ImClone Systems Inc. of New York said it has signed anagreement with E. Merck of Germany for the research,development and commercialization of anti-idiotypic antibodiesand recombinant antigens for melanoma therapy.

ImClone will receive more than $10 million from Merck overfour years, said Samuel Waksal, ImClone's president. Itreceived an initial payment of "some millions" from Merckwhen the agreement was signed in December, Waksal said.

Merck received sole marketing rights to the products forEurope, Australia and New Zealand. ImClone is to get licensingfees, research support and royalties on Merck's sales of relatedproducts. ImClone retained rights in the United States and willseek a marketing partner for the Far East.

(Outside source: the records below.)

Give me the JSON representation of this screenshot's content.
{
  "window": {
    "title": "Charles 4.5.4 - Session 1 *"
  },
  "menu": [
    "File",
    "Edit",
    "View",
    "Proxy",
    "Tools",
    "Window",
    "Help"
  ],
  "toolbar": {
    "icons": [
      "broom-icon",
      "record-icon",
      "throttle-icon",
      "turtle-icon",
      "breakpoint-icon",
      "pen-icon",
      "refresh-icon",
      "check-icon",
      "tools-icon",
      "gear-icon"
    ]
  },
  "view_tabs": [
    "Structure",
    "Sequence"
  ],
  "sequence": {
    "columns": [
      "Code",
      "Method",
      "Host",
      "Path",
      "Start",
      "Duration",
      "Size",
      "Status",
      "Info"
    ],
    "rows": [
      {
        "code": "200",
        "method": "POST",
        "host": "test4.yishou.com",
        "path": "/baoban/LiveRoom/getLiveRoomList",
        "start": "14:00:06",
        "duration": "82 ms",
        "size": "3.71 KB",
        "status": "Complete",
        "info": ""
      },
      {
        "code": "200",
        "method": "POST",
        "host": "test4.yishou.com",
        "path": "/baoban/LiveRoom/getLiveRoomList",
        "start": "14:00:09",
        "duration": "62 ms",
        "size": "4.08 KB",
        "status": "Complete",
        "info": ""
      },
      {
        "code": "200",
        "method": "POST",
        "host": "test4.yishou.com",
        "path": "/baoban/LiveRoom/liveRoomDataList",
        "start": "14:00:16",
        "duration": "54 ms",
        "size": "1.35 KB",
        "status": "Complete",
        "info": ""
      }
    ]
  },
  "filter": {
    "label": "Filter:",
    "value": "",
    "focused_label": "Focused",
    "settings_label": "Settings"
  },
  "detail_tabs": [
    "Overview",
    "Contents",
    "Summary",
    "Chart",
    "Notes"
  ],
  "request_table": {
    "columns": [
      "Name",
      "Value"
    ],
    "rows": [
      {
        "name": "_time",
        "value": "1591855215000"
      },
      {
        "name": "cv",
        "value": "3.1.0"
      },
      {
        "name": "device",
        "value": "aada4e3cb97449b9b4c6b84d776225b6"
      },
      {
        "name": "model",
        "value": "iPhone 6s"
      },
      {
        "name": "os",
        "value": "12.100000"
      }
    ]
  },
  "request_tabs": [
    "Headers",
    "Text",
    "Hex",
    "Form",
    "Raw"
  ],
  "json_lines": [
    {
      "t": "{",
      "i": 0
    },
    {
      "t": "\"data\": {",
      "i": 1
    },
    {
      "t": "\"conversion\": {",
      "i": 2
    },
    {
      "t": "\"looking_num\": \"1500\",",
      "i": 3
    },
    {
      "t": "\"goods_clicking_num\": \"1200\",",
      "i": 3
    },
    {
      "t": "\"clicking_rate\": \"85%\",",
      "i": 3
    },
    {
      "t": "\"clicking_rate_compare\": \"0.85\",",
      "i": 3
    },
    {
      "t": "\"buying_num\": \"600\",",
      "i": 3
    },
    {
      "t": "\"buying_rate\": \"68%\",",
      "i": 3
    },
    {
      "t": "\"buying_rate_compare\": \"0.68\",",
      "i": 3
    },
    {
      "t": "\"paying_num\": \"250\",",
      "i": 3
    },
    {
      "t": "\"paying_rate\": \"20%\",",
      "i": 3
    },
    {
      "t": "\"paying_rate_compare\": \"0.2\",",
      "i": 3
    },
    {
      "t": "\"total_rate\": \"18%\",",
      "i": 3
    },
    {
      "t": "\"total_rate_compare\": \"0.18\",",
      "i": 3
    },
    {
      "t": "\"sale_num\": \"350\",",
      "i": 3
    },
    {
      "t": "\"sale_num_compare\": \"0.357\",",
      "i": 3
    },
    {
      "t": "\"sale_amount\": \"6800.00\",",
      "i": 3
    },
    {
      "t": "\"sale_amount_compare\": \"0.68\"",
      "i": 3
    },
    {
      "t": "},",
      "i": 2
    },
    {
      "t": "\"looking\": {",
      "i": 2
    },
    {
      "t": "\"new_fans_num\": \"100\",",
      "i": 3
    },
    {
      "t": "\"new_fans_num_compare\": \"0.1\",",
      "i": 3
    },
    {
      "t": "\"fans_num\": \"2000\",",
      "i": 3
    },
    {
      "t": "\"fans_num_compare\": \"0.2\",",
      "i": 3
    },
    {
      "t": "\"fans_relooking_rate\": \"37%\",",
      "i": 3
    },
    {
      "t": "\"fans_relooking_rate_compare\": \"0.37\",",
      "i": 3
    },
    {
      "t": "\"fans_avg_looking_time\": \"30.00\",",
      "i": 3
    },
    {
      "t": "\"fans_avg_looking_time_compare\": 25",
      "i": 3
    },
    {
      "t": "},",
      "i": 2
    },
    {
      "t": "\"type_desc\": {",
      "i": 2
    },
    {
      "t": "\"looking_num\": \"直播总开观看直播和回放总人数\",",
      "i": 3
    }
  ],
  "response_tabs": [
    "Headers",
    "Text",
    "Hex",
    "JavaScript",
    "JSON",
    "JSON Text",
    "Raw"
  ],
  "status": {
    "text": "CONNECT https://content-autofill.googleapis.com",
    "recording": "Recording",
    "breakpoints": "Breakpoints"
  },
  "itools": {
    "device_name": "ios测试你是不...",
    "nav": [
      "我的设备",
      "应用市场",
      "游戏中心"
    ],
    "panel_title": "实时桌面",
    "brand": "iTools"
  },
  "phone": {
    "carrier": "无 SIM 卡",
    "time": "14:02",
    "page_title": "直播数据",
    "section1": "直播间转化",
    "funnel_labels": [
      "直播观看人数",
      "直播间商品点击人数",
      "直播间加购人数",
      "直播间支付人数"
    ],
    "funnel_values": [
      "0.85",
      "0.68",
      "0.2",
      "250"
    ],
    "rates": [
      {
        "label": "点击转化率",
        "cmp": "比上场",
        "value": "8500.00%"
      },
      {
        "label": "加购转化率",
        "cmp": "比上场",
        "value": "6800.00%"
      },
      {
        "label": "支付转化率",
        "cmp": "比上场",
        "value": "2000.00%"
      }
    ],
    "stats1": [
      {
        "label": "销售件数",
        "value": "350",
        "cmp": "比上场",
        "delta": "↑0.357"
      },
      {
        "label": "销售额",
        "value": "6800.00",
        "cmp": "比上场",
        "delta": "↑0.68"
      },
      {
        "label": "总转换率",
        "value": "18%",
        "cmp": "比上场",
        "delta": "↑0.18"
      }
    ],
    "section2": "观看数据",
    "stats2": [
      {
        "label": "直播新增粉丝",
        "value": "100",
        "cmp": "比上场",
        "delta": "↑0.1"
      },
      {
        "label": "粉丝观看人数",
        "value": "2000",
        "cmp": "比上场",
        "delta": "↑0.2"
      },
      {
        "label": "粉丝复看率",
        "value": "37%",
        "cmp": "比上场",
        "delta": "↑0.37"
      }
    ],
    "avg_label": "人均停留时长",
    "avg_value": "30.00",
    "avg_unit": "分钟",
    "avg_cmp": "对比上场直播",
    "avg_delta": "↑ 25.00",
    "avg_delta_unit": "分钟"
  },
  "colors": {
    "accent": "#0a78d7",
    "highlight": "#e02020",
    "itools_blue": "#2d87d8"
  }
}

Antibodies are proteins produced by white blood cells thatbind to foreign molecules, or antigens. The specific antigen-binding sites on antibodies are called idiotypes. Researcherscan create antibodies to antibodies, or anti-idiotype antibodies.These "anti-ids" mimic the original antigen by binding to thesame antibody site as the original antigen.

ImClone has developed an anti-id antibody that mimics theGD3 glycolipid found on the surface of melanoma cells, Waksalsaid. ImClone said it believes that the GD3 glycolipid is thecrucial antigen in melanoma. ImClone's antibody fools theimmune system into producing an immune response to thecancer.

Tricking the immune system is necessary because it often failsto react to cancer cells, which can grow so slowly that theimmune system develops a tolerance to them. Also, the antigenmay not be presented to the immune system in a way thatenables the immune system to recognize it as foreign. Anti-idseither break this tolerance or bypass the presentation problem,Waksal said.

Phase I clinical trials of Imclone's product against melanomaare set to start July 1 at New York's Memorial Sloan KetteringCancer Center.

Already under way are Phase III clinical trials of anti-idproducts developed by Idec Pharmaceuticals Corp. of La Jolla,Calif., against B-cell lymphoma and Phase I clinicals onmelanoma, said William Rastetter, Idec's president. No data hasbeen released. -- Karen Bernstein

(c) 1997 American Health Consultants. All rights reserved.